No one could ever accuse Richard Bradford of understatement. "During a 30-year period between the mid-1950s and the 1980s, Kingsley Amis and Philip Larkin produced, respectively, the finest fiction and poetry of their era," runs The Odd Couple's far from disinterested opening sentence. Having filed these claims – number two more plausible than number one – he goes on to consider the extraordinary volume of material that the Amis-Larkin relationship has generated in the past quarter-century. My own bookshelf harbours at least eight works with some bearing on the case, including three biographies of Amis, two of Larkin, two lots of selected letters and Amis's own Memoirs. Surely one can have too much of a good thing?
In fact, Bradford, fresh from a sit-down with the surprisingly large number of letters that didn't make it into Zachary Leader's edition of Amis's correspondence, or Anthony Thwaite's edition of Larkin's, makes a good argument for his 350 pages' worth of fresh exegesis. The assumptions he begins with may be well-worn, but the series of close biographical re-readings to which he subjects them take nothing for granted.
His subjects first encountered each other as undergraduates in the front quadrangle of St John's College, Oxford in May 1941. Brought together by a liking for girls (Amis always the more hands-on), books and jazz, and a hatred of cant, pretension and being told what to do, they were soon embarked on a long voyage of private fantasy and the forging of what could almost be called a joint sensibility, in which each left tangible traces in the other's work.
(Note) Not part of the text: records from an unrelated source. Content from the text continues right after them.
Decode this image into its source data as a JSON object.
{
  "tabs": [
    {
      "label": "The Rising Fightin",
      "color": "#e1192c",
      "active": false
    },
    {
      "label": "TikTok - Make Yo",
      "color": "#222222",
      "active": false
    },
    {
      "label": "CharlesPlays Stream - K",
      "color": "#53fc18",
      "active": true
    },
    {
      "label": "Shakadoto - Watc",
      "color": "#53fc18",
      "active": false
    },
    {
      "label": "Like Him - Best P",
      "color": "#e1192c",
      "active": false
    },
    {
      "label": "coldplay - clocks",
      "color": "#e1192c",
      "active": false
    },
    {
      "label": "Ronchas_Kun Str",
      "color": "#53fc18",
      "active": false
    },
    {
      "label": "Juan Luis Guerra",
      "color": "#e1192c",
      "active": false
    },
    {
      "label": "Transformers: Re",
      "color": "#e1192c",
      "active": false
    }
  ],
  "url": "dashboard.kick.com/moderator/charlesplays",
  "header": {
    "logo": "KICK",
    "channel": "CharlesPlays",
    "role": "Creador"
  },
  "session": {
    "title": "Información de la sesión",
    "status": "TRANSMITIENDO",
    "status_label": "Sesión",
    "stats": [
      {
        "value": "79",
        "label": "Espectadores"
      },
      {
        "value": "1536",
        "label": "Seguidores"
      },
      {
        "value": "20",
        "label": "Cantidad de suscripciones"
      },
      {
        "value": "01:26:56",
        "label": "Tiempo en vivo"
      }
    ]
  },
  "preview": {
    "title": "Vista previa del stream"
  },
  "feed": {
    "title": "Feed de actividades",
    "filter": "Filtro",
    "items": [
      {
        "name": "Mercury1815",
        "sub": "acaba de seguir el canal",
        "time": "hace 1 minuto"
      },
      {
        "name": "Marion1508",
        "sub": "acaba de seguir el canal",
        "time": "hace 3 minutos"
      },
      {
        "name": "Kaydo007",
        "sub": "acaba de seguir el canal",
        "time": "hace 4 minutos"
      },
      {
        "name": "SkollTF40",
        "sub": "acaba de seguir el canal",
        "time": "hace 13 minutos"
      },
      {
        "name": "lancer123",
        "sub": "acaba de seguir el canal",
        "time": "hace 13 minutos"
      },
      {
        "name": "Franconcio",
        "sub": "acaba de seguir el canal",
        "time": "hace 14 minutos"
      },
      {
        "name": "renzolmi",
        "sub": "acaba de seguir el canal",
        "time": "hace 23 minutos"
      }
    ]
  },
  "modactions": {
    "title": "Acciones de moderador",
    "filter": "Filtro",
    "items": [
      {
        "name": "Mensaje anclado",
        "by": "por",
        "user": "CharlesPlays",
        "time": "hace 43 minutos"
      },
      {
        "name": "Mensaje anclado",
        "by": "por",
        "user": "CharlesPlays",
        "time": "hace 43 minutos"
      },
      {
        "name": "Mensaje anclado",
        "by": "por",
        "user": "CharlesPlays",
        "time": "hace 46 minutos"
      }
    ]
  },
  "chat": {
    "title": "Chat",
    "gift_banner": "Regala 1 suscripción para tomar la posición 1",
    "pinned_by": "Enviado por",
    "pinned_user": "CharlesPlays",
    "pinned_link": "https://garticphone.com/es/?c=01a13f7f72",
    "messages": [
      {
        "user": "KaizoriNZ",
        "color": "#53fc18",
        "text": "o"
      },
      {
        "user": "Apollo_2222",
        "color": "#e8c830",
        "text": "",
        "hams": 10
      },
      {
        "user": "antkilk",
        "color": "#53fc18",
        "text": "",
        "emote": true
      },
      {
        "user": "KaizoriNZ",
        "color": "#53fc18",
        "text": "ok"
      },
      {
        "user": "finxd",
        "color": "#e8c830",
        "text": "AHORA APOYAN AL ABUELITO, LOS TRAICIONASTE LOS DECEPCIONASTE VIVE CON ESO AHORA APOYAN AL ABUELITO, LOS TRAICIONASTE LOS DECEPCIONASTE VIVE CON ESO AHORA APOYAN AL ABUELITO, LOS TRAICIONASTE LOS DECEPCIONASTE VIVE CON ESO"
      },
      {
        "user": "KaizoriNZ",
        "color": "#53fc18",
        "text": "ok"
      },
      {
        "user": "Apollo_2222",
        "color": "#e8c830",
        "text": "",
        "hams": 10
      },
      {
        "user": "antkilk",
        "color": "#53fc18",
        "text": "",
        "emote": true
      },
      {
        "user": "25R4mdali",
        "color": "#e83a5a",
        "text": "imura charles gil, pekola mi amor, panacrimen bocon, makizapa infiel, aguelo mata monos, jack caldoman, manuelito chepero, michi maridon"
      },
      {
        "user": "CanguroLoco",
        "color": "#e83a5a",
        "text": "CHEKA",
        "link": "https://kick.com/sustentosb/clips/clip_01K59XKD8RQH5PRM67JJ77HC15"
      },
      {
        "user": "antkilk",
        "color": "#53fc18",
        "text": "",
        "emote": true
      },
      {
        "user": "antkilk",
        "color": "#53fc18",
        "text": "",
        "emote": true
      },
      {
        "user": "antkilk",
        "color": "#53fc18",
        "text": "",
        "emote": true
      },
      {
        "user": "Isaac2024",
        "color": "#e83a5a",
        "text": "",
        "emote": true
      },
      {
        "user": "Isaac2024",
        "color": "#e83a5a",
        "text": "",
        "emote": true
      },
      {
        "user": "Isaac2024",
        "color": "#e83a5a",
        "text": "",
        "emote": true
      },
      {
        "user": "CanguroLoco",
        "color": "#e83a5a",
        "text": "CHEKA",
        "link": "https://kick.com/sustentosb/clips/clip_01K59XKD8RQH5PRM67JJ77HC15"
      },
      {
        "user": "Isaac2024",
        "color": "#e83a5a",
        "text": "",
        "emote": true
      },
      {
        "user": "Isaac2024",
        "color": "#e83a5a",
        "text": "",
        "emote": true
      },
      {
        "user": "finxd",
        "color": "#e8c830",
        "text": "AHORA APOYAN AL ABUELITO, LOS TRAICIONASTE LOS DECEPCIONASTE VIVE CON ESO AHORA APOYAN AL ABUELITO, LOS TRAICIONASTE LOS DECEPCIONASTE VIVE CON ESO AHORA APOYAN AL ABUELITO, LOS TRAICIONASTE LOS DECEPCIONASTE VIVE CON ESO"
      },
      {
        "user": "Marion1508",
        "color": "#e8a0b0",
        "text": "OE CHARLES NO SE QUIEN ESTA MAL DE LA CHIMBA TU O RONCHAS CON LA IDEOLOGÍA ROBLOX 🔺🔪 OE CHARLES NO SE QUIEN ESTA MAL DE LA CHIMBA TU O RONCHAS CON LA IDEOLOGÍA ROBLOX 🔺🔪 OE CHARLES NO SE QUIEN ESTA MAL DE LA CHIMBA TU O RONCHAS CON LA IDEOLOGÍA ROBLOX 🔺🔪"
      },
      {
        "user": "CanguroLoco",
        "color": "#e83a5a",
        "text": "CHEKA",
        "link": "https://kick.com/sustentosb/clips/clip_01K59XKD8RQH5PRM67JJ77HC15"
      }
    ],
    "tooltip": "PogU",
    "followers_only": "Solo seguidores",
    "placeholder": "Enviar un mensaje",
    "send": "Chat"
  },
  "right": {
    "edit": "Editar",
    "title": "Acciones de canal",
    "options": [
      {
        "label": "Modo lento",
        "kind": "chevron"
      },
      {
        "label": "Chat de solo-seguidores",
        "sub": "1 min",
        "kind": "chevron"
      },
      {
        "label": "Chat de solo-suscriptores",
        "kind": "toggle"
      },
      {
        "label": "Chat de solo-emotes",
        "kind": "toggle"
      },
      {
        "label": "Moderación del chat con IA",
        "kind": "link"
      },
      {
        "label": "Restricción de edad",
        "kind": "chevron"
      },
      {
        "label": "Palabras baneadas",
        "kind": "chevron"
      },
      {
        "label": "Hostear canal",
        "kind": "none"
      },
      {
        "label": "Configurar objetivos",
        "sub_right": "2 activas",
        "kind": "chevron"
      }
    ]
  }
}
It was Larkin who gave Amis the idea for Lucky Jim (1954) by introducing him to the Leicester University senior common room in 1947; Larkin's 1950s poems, as Bradford shows with more ingenuity than many a previous Larkin critic, often reflect his responses to an Amis novel or a revelation from Amis's increasingly louche private life.
No doubt about it, Amis and Larkin loved each other with a passion undimmed by the presence of Amis's first wife Hilly, herself a Larkin fan who would happily have followed her husband to Belfast, where Larkin acquired a library job in 1950.
After 1952, on the other hand, the power balance began to shift. Not only did Amis burlesque Larkin's long-term girlfriend Monica Jones in Lucky Jim, but much of the book turned out to have cannibalised their private world. Larkin, always touchy when his privacy was at stake, suspected that Amis was exploiting their relationship in pursuit of his own literary success. Their personal lives, meanwhile, continued to diverge: Amis's into a boozy, satyromaniacal caper in the limelight; Larkin's into quiet, provincial misanthropy.
Bradford teases all this out with considerable artfulness and great sympathy, amid a sprinkling of tiny errors. Larkin, who died in 1985, could not, a fortiori, have been interviewed on The South Bank Show in 1986, and Amis could not have reviewed Richard Hoggart's The Uses of Literacy in 1956, the year before it was published. On the plus side, for a practising academic, Bradford has a cheeringly anti-academic style and rarely respects any of the reputations he runs up against. Mysteriously, there is life in these two old dogs yet.